CHEN: We were planning to film the Tainan Railway Underground Project. We had already done our research, submitted our proposal and started filming, but in the end, we were not assigned the project, so we had to put it on hold.

HSIEH: Truth be told, we are not just curious about protest movements in specific locations; rather, we are more interested in why these movements keep happening in Taiwan. We hear a lot about other similar angry rallies in different places and would like to know what the cause of this phenomenon is. There are many things that we unquestioningly believe is beneficial, however, these might actually leave scars that remain, unnoticed, even after many years. It then comes down to whether or not there is anyone who is willing to spend the time to listen and understand.

While we filmed a protest movement against land expropriation, we are not trying to lay blame on anyone, not on the protesters, not on the administrators and not even on those in the middle carrying out the expropriation. What we want to do is to try to understand what they are thinking, what they are concerned about and what their motivations are. Why is it that these movements always end in a deadlock? Once we can do this, the next time a protest movement happens, we will have the opportunity to discuss how we can deal with it in a better way, and not just point fingers at one another.

Filming a struggle against land expropriation, it is easy to get caught up in the protest movement and take their side, deriding the authorities for their actions, but in doing so, we would be detracting from the importance of truly understanding the underlying systemic problems. When issues like these occur in large numbers, how should we view them? Simply denouncing the government as murderous is an oversimplification of the issue, and naivety robs us of the chance for deeper conversation and we will lose the opportunity to see what is really happening behind the scenes.

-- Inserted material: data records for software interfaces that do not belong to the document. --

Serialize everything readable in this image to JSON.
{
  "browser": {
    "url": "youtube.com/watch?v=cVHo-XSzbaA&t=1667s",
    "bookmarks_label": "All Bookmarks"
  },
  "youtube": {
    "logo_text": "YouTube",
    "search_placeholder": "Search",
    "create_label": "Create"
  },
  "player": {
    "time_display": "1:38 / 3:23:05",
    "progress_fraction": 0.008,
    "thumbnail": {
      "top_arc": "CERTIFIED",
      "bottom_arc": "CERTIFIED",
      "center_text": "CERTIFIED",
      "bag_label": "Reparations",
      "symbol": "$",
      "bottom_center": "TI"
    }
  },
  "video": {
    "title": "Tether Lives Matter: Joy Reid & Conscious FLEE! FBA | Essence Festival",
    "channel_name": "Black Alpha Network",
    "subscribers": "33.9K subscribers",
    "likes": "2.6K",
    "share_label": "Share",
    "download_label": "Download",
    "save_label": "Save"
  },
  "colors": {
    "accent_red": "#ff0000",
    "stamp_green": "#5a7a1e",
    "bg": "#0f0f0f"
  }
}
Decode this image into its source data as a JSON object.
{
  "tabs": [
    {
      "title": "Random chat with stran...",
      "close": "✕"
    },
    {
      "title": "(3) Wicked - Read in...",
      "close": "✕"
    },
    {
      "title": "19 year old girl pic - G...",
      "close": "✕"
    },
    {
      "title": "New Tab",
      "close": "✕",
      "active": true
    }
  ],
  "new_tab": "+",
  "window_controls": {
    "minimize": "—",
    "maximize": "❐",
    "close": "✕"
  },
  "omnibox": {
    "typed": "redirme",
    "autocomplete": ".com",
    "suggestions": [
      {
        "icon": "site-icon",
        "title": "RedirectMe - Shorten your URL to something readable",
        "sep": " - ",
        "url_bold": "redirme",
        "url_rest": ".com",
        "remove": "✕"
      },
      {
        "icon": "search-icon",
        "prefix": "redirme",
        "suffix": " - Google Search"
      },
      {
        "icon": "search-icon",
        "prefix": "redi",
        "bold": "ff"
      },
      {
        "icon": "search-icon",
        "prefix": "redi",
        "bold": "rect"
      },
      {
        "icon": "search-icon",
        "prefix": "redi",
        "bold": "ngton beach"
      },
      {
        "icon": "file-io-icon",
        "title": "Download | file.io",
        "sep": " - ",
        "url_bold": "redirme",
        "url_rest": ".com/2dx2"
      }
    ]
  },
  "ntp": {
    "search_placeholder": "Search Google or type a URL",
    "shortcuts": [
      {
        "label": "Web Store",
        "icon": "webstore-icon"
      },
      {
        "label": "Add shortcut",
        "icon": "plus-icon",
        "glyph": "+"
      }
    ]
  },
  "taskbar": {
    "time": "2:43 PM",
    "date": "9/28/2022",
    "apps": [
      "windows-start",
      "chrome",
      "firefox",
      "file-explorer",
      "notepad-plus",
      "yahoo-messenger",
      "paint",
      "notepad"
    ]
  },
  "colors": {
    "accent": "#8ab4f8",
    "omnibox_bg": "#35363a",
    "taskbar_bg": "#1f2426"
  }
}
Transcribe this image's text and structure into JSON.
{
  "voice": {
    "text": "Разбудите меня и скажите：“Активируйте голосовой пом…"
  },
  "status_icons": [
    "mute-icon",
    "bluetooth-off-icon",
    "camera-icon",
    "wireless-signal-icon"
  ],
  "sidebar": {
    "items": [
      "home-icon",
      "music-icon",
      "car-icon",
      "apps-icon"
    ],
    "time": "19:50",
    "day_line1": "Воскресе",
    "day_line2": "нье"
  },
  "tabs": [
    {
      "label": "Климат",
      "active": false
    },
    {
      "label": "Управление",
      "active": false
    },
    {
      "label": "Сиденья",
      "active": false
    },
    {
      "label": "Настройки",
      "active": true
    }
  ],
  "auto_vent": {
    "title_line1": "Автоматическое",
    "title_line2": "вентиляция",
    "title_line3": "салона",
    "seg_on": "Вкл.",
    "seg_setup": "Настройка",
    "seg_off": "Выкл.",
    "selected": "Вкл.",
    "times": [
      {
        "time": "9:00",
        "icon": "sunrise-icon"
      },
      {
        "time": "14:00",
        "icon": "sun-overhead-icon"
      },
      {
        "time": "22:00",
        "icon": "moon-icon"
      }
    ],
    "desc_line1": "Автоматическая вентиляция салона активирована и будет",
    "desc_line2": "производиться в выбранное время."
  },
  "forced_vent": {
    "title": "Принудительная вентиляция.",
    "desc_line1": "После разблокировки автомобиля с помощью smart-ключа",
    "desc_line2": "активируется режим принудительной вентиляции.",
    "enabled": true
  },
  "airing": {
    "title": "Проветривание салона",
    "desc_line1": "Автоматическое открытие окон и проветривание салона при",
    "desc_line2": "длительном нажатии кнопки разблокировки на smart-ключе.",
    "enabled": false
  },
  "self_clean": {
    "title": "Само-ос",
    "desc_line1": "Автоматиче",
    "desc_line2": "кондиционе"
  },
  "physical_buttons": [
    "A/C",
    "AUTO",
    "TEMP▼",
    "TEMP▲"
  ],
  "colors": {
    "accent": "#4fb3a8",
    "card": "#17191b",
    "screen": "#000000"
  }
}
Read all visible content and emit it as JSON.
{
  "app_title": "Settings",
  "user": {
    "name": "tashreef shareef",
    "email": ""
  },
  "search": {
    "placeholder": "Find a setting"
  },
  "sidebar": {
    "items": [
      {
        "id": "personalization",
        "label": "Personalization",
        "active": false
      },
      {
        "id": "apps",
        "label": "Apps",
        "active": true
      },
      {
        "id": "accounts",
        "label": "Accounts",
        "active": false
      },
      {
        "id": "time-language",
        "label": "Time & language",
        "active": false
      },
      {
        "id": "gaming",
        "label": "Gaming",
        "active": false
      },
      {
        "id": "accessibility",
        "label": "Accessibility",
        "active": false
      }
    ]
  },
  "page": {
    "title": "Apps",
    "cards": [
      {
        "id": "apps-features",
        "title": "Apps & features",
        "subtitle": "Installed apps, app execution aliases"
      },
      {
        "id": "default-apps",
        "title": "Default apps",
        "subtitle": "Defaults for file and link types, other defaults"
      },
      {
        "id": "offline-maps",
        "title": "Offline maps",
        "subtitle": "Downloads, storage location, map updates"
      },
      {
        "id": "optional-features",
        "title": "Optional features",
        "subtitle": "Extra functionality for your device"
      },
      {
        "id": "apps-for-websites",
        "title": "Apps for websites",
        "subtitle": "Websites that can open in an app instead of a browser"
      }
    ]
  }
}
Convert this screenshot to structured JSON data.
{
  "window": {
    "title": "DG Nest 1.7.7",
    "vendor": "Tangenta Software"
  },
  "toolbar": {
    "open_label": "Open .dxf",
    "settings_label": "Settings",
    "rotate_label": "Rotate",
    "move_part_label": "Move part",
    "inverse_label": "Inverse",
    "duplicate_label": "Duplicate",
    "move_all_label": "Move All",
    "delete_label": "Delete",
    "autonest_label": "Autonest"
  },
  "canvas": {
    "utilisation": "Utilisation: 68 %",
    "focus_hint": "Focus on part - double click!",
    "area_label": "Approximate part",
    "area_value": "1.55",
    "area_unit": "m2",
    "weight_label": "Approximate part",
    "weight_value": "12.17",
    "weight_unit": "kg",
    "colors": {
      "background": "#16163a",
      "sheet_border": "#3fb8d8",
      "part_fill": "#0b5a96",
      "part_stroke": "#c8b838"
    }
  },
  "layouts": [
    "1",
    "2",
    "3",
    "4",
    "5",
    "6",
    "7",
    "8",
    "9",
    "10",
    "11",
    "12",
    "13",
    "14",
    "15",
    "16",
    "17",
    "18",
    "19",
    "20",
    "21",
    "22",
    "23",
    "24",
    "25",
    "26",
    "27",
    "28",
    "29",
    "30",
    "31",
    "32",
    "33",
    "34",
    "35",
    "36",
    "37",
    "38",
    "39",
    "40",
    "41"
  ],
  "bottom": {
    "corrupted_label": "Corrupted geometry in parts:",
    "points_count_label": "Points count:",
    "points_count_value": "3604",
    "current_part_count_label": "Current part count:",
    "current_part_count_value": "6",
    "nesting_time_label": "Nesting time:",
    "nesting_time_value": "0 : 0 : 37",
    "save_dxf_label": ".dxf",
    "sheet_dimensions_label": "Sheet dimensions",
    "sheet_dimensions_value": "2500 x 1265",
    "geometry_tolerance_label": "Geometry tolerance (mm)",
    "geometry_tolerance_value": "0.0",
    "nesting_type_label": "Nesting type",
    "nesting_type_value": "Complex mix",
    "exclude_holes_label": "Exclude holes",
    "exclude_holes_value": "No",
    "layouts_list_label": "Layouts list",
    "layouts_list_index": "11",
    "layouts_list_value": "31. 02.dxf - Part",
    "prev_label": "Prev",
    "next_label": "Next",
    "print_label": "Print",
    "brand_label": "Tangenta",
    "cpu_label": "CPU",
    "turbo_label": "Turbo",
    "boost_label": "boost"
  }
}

For a better experience using this site, please upgrade to a modern web browser.